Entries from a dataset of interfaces
■ ■ ■

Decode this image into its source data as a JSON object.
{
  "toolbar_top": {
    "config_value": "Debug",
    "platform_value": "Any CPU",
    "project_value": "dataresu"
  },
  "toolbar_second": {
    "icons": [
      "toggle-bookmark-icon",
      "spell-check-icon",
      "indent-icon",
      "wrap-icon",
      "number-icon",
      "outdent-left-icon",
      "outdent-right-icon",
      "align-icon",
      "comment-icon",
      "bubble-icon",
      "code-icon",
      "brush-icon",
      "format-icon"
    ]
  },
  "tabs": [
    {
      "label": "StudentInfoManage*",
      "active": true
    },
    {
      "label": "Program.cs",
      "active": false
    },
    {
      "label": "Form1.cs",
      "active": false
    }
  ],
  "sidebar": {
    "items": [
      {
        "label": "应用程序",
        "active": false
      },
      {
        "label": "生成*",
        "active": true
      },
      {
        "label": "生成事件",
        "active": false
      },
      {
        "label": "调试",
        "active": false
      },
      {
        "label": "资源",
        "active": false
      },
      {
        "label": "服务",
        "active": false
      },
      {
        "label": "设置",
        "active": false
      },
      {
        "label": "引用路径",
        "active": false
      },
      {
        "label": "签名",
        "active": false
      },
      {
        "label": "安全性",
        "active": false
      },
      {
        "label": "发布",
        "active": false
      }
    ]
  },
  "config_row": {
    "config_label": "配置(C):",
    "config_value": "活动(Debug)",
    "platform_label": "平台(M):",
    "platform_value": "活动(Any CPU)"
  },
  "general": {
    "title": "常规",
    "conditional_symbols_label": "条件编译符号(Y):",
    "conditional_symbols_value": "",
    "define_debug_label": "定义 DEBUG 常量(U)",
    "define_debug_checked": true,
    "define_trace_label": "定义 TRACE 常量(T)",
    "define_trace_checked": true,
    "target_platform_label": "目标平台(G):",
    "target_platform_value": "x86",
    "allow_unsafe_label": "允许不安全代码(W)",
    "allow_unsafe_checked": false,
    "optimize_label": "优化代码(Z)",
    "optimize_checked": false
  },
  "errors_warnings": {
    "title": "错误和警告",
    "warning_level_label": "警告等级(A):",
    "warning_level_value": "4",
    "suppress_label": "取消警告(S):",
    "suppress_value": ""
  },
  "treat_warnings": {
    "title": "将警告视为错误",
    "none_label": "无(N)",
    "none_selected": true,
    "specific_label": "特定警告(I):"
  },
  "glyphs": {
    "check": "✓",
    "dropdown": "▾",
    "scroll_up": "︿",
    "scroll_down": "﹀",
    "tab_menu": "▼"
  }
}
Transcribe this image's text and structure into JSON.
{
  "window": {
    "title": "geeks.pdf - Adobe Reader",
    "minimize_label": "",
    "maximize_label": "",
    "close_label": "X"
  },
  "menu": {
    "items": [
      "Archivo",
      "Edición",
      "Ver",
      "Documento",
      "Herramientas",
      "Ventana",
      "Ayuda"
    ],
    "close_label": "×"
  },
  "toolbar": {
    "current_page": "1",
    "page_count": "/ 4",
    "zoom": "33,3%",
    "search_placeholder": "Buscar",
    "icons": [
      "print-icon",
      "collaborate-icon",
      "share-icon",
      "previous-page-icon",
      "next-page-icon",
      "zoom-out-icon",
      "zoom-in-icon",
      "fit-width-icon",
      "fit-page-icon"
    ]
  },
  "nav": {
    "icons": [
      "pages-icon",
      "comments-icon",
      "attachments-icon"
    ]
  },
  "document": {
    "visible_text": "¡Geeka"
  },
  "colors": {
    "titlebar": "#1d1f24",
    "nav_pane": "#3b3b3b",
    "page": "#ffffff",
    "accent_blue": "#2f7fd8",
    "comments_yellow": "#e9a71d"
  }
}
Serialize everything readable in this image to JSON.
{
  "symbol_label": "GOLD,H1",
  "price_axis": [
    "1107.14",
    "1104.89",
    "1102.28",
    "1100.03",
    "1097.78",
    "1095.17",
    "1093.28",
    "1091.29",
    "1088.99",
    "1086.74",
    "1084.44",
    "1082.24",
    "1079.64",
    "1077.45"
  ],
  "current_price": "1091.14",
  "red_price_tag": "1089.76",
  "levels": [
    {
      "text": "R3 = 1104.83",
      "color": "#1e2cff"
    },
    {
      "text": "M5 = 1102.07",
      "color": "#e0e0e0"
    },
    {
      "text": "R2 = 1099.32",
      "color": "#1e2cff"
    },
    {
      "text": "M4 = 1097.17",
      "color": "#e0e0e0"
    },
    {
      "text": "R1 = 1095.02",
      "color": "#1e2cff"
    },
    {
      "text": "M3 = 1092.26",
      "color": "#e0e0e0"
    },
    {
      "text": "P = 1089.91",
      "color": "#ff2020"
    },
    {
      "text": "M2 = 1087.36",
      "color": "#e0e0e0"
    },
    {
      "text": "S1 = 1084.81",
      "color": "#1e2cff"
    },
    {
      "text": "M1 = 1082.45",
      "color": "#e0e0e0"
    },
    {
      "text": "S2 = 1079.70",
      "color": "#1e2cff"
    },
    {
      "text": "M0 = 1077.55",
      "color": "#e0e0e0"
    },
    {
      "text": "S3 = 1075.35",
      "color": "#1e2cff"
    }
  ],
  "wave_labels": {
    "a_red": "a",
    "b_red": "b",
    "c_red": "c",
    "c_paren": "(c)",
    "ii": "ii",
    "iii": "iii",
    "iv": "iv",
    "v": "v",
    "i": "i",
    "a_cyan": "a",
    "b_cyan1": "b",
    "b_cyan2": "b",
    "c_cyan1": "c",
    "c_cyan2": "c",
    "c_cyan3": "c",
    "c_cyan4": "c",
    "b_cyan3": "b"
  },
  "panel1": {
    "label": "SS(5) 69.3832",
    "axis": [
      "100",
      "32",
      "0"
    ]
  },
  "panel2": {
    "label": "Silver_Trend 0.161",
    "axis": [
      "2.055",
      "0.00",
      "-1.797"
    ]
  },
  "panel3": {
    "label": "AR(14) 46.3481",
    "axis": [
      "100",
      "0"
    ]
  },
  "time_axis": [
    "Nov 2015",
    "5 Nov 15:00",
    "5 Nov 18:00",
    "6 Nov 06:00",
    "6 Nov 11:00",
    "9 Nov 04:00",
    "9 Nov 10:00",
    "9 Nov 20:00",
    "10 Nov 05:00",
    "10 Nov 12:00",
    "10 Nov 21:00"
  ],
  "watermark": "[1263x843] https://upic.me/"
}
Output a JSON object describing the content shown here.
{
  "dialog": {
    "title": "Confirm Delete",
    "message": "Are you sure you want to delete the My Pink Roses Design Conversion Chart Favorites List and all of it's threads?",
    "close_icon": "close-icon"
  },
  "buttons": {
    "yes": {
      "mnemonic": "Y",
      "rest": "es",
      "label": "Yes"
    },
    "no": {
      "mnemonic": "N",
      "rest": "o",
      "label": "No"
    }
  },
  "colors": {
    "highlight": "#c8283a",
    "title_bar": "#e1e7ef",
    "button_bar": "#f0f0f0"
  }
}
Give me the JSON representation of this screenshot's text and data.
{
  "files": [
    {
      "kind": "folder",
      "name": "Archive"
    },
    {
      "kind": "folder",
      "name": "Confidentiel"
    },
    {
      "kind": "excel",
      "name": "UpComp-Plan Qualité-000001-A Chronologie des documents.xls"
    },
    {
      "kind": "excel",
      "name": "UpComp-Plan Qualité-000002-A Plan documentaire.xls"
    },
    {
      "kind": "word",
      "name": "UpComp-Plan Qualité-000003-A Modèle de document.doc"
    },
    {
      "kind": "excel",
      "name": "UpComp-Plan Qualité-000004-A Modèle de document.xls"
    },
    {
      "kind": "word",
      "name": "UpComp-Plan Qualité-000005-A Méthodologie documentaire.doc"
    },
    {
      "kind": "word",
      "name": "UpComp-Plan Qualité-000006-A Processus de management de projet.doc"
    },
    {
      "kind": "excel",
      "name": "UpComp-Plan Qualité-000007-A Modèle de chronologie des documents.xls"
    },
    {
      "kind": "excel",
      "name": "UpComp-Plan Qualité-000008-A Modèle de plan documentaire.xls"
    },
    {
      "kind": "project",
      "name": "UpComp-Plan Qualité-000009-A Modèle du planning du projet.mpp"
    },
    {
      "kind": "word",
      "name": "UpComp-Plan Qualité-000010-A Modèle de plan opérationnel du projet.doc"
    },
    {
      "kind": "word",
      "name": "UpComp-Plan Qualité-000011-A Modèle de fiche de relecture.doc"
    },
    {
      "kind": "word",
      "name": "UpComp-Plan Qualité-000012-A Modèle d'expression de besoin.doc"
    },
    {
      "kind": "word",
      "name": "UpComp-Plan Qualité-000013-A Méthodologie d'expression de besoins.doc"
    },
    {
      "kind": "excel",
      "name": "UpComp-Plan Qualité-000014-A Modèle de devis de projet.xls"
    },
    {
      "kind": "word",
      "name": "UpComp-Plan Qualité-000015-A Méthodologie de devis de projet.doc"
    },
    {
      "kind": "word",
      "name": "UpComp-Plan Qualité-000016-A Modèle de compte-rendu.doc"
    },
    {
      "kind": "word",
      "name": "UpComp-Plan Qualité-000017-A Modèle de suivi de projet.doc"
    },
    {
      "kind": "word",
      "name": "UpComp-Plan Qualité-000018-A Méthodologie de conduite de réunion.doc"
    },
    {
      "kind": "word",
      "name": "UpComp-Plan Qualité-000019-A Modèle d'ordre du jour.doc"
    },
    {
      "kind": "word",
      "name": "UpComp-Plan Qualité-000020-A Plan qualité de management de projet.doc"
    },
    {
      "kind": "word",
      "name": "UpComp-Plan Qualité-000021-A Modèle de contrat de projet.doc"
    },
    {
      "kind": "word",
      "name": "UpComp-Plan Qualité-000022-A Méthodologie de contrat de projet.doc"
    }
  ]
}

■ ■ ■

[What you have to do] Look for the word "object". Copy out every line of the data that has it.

[Response to the exercise]
Decode this image into its source data as a JSON object.
Output a JSON object describing the content shown here.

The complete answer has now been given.